Mr. Soros became involved last year when Marc Elias, one of the top Democratic lawyers specializing in voter protection issues, began exploring a series of federal suits in advance of the 2016 election, according to Mr. Soros’s political adviser, Michael Vachon.
Their goal is to try to influence voting rules in states where Republican governors and Republican-led legislatures have enacted new election laws since 2010, and to be ready to intervene when additional measures may be passed over the next 17 months.
Mr. Soros is prepared to spend $5 million or more on the effort, Mr. Vachon said. Two suits that he is supporting were filed in Ohio and in Wisconsin last month, and he is also funding a case Mr. Elias is involved with in North Carolina.
More or less the accusation from these “advocates” is that Republican lawmakers in the various states are passing all these restrictive laws in order to steal elections. Particularly presidential elections, by making it a matter of law that any person who shows up to vote at any location must have a form of identification, mostly a state issued photo ID, and must be registered to vote in that district.
A Government Accountability Office study last October found that states with more stringent voter identification laws had a larger decline in voter turnout than states that did not have such new restrictions.
Reasonable people can argue whether or not this is disenfranchising to the elderly, late teens, the disabled, the poor, etc., ad nauseam. However, it is worth remembering that in order to receive entitlements, one must have a photo ID, or the documentation necessary to procure one. Since these are the people who receive those entitlements, one would think that they would have access to such documentation. Why voting would be effected by such laws is pretty much a matter of conjecture without wide-scale proof of cheating that few states are pursuing.
What this effort really is is a guilt fest public relations campaign using the courts to try to kill two birds with one stone: get the federal courts to rule the new state laws unconstitutional claiming they erect unreasonable barriers to voting (thus leaving any cheating mechanism in place), and change the minds of Americans who overwhelmingly poll in favor of strong Voter ID laws time after time for a number of years running.
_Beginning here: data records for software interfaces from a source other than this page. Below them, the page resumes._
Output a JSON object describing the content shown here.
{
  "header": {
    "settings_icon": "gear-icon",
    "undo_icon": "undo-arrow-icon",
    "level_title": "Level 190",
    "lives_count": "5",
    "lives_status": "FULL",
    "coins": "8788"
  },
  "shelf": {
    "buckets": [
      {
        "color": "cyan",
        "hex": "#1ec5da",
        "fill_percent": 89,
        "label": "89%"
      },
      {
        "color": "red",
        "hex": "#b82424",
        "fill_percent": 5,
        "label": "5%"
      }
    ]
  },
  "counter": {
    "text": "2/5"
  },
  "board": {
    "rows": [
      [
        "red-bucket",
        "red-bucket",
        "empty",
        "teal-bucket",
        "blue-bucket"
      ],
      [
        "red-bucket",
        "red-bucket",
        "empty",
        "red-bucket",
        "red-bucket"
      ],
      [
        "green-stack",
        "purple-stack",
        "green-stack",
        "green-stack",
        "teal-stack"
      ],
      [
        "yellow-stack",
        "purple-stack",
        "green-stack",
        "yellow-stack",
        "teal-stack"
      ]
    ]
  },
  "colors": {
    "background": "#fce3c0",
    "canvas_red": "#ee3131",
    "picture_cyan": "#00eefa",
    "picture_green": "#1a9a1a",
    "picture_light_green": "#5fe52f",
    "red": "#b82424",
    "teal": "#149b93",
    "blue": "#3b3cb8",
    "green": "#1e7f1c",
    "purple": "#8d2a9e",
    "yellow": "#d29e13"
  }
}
That the states where such laws were passed and are currently being challenged in the courts just happen to be the so-called battleground states where presidential elections are won and lost, usually with vote count irregularities, is naturally just a coincidence.
Right. Just like the software “glitch” in the Soros touch screen voting machines just happened to produce 100-110% of votes for the Democratic candidate in the last presidential election. Sure. Even if it was in select districts.
For the 2016 election, it appears this is how George Soros is going to try to put his stamp on changing the United States. Interesting, though, that it is the New York Times that broke the story, not some right wing or conservative website often accused of promoting conspiracy theories.
Mr. Vachon described the Democratic legal effort as an attempt to push back at Republicans who he said were “using the legislative process” for partisan purposes.
“It is disingenuous to suggest that these laws are meant to protect against voter fraud, which is nearly nonexistent,” he said. “Clearly they are meant to give Republicans a political advantage on Election Day.”